(Data excerpts)
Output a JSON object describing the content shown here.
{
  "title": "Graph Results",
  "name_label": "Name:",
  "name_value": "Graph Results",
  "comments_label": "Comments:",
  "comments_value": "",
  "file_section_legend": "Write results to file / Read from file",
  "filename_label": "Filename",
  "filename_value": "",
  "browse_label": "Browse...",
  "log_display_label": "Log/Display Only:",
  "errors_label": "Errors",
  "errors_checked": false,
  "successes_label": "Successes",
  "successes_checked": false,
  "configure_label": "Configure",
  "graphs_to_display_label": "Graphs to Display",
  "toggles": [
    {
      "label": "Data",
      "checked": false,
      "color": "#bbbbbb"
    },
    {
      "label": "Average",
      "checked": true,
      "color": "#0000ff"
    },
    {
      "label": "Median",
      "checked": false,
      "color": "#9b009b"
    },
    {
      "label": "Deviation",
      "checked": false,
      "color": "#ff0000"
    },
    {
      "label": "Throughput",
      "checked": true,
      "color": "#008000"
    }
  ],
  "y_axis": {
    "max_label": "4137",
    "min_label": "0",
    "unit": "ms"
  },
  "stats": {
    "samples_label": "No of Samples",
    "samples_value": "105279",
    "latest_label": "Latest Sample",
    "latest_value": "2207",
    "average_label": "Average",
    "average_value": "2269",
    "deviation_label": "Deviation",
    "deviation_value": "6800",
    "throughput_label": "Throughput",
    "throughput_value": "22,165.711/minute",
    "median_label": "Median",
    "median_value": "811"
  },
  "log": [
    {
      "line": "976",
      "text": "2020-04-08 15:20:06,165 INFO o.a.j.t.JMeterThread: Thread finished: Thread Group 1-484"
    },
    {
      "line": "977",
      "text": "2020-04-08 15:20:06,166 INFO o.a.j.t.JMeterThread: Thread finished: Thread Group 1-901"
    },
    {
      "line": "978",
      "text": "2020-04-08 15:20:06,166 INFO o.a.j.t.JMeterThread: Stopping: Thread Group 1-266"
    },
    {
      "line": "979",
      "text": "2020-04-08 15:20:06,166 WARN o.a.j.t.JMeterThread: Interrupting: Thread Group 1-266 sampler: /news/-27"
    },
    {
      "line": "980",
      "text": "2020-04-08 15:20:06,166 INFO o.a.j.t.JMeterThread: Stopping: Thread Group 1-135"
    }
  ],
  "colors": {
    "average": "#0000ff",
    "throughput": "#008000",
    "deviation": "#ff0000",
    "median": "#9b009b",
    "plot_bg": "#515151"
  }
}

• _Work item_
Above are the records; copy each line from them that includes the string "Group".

• _Task answer_
      "text": "2020-04-08 15:20:06,165 INFO o.a.j.t.JMeterThread: Thread finished: Thread Group 1-484"
      "text": "2020-04-08 15:20:06,166 INFO o.a.j.t.JMeterThread: Thread finished: Thread Group 1-901"
      "text": "2020-04-08 15:20:06,166 INFO o.a.j.t.JMeterThread: Stopping: Thread Group 1-266"
      "text": "2020-04-08 15:20:06,166 WARN o.a.j.t.JMeterThread: Interrupting: Thread Group 1-266 sampler: /news/-27"
      "text": "2020-04-08 15:20:06,166 INFO o.a.j.t.JMeterThread: Stopping: Thread Group 1-135"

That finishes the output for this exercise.